Data records for software interfaces:
★ ★ ★
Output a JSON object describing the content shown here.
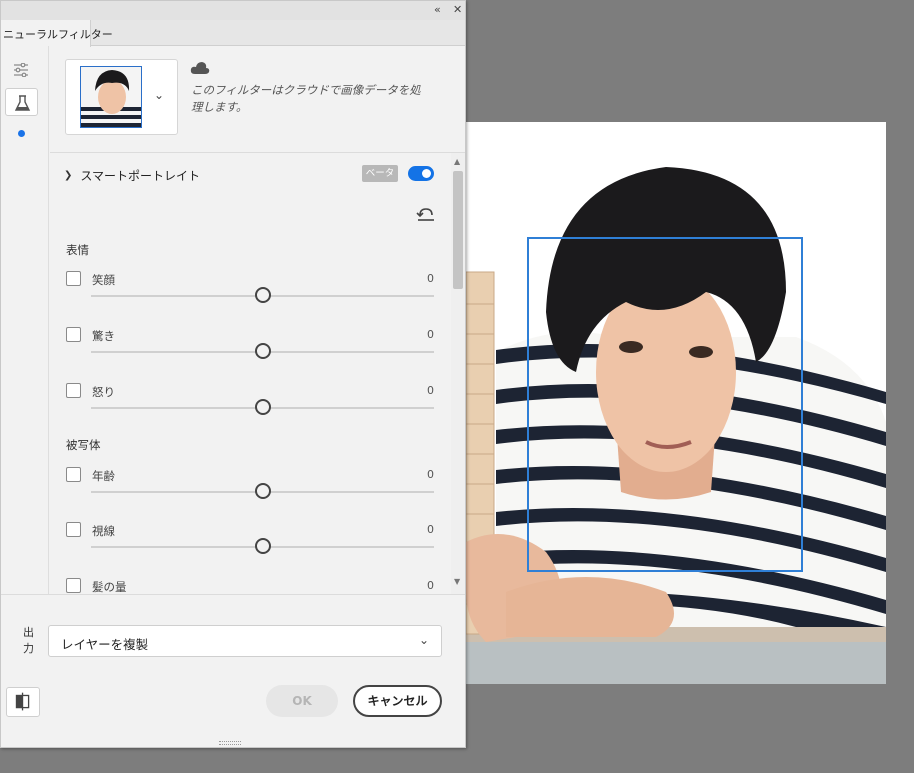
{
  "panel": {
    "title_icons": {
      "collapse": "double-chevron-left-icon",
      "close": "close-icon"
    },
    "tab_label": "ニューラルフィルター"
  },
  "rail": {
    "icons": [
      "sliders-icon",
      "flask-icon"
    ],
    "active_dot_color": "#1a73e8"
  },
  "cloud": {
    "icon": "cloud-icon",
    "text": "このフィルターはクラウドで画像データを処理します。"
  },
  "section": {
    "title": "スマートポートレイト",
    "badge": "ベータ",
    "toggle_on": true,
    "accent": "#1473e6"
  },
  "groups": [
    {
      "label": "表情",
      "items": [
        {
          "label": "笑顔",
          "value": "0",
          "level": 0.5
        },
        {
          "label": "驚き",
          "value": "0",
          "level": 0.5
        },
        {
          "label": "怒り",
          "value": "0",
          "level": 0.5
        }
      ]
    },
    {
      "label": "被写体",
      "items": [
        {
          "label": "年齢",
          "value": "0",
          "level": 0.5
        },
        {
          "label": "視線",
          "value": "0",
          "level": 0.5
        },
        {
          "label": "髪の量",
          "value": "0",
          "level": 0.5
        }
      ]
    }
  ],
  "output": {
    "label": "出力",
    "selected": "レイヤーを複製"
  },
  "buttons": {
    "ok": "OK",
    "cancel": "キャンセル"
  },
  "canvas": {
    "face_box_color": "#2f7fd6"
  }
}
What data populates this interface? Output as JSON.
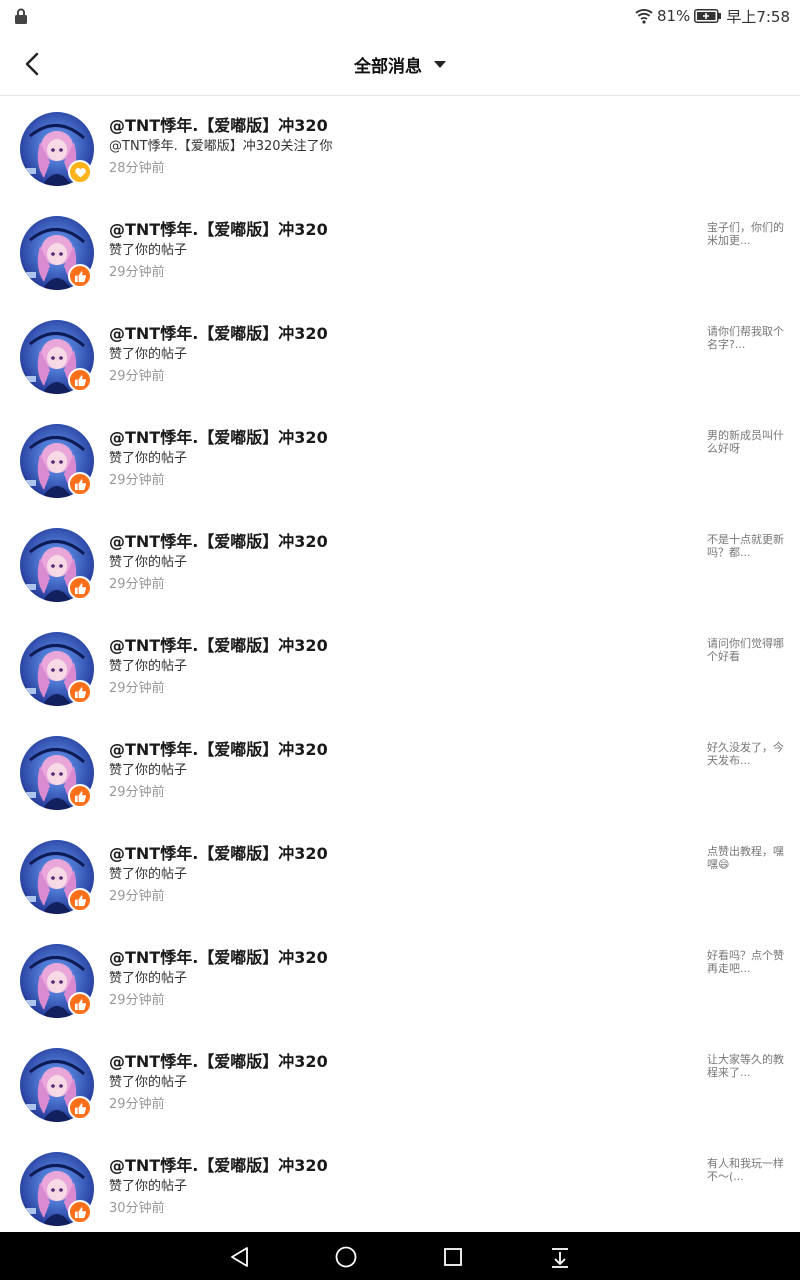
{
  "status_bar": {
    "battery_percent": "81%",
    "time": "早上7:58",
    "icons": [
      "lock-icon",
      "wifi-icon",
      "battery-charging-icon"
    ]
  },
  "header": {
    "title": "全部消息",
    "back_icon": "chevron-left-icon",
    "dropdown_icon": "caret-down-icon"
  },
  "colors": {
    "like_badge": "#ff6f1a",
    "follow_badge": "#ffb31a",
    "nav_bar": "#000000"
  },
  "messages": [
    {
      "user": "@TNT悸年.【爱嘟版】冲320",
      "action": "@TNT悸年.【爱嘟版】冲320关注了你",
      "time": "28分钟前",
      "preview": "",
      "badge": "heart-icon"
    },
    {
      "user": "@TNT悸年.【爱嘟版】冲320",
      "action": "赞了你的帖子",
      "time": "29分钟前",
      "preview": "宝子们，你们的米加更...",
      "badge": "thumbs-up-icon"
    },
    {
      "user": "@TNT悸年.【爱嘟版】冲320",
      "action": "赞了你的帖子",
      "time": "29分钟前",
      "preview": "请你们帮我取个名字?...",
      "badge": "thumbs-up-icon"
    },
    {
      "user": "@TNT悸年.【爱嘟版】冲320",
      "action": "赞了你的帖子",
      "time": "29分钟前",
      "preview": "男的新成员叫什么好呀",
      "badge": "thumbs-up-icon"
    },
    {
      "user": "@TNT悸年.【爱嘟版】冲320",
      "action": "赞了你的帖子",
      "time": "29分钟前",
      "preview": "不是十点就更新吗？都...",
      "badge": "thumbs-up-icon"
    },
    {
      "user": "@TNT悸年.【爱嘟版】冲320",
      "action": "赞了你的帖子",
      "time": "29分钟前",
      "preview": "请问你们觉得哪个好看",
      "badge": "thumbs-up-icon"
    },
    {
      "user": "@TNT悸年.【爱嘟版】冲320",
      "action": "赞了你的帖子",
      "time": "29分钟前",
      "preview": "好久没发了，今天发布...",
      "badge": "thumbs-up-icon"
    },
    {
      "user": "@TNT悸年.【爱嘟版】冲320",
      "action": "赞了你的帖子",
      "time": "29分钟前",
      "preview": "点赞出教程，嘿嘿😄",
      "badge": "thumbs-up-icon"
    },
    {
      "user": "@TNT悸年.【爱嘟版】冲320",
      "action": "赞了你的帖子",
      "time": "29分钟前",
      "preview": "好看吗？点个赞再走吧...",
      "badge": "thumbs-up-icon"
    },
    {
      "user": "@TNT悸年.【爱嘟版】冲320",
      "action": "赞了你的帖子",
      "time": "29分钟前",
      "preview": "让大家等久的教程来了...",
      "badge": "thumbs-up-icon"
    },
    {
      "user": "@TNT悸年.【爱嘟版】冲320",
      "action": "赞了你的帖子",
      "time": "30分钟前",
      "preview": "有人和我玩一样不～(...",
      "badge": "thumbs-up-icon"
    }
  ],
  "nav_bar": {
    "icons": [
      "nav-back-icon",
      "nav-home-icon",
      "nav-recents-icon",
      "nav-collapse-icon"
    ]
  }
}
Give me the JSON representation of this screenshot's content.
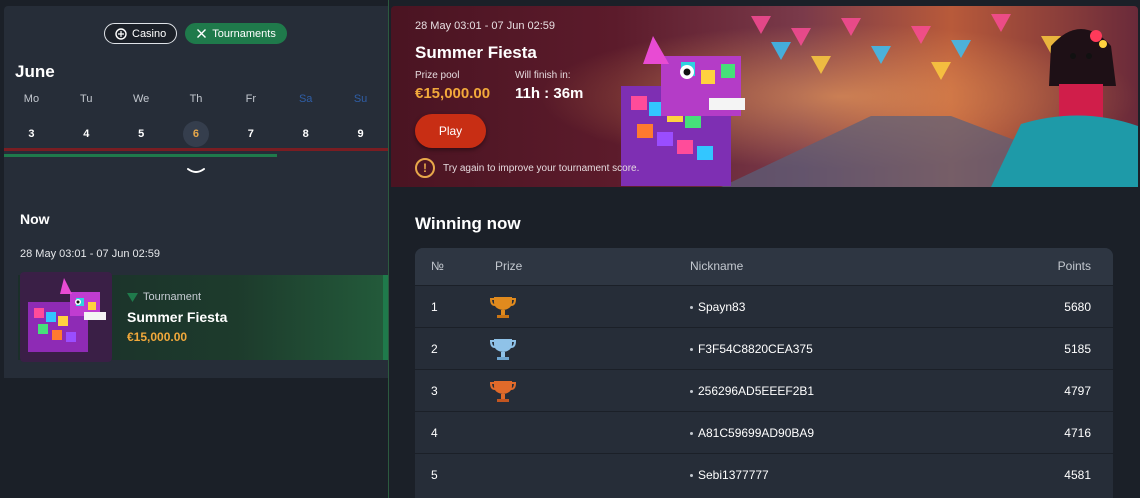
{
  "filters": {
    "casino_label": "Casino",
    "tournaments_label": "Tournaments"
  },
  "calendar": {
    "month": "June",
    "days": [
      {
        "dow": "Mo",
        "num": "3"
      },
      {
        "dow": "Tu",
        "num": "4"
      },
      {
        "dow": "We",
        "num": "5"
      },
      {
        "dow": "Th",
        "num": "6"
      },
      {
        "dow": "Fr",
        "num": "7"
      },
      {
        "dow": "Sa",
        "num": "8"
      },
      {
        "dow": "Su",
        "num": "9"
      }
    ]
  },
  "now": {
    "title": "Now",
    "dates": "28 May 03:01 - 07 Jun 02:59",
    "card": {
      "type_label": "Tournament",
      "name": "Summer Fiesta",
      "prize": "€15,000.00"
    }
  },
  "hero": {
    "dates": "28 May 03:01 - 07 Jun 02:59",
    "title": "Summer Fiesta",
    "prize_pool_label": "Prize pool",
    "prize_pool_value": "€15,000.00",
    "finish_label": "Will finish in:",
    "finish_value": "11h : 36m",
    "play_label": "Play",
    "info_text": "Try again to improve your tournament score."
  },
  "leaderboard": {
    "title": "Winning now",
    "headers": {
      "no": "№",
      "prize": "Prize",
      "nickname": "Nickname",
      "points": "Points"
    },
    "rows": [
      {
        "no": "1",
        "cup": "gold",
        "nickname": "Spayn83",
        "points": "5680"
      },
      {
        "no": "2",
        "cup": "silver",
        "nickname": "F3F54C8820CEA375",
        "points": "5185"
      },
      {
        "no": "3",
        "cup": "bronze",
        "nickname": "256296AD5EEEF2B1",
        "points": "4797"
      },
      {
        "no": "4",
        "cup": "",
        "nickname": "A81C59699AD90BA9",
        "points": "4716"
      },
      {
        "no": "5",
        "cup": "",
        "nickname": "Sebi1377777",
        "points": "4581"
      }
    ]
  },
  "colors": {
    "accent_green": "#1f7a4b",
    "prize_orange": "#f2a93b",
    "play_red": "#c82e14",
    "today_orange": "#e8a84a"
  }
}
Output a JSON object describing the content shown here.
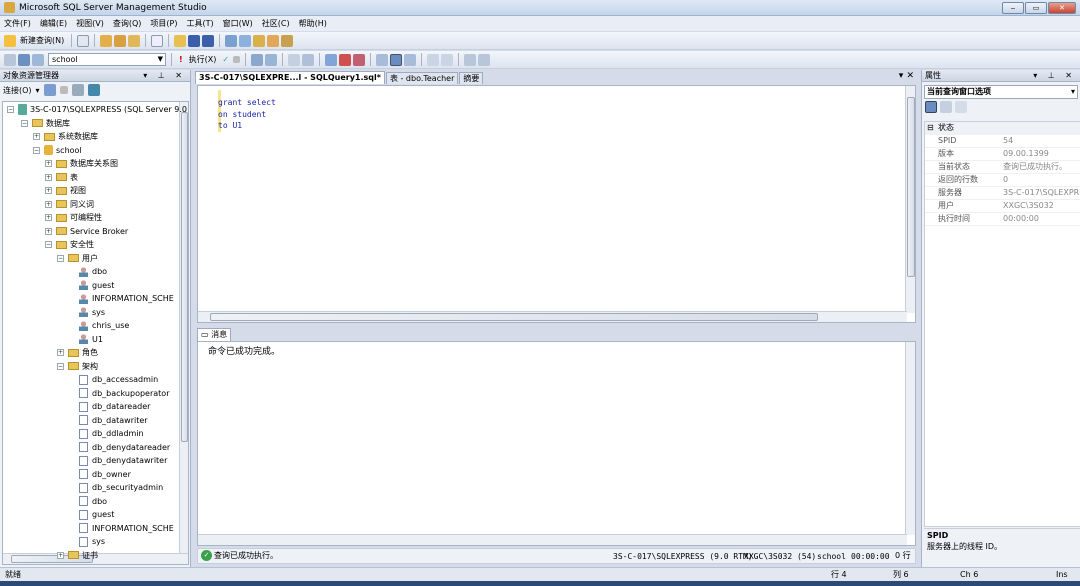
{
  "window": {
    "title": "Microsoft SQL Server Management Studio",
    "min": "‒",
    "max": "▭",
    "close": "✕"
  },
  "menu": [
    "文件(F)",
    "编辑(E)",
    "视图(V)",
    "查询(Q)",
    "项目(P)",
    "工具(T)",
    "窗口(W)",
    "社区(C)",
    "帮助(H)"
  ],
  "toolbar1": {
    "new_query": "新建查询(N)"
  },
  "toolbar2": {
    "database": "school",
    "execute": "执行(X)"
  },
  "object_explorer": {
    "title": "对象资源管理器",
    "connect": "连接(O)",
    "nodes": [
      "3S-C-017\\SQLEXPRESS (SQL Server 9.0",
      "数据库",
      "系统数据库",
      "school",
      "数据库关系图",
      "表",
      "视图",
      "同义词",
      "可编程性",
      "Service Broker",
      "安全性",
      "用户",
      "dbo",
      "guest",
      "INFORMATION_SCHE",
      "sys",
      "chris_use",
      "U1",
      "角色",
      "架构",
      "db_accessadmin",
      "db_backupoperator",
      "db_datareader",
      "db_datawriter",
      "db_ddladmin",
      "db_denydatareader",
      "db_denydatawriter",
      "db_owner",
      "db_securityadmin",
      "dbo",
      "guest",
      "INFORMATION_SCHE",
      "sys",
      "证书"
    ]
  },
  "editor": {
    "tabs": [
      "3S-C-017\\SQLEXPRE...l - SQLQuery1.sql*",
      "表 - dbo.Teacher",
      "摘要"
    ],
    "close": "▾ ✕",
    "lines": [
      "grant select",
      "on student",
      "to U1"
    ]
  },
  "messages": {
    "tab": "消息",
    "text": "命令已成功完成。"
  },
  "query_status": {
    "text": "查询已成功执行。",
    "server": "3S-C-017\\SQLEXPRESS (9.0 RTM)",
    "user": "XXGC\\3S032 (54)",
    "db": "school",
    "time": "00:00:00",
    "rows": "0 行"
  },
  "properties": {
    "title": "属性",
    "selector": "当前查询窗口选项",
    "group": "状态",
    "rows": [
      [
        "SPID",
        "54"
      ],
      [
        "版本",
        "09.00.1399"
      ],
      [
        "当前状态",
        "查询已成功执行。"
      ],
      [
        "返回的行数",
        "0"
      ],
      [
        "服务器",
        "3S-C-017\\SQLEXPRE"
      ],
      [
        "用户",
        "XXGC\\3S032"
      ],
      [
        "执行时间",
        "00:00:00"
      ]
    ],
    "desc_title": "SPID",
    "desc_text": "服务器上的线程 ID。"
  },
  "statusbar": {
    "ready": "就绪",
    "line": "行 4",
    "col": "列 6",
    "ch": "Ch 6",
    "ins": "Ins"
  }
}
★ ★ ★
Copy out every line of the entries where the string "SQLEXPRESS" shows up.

* Answer for this exercise *
      "3S-C-017\\SQLEXPRESS (SQL Server 9.0",
    "server": "3S-C-017\\SQLEXPRESS (9.0 RTM)",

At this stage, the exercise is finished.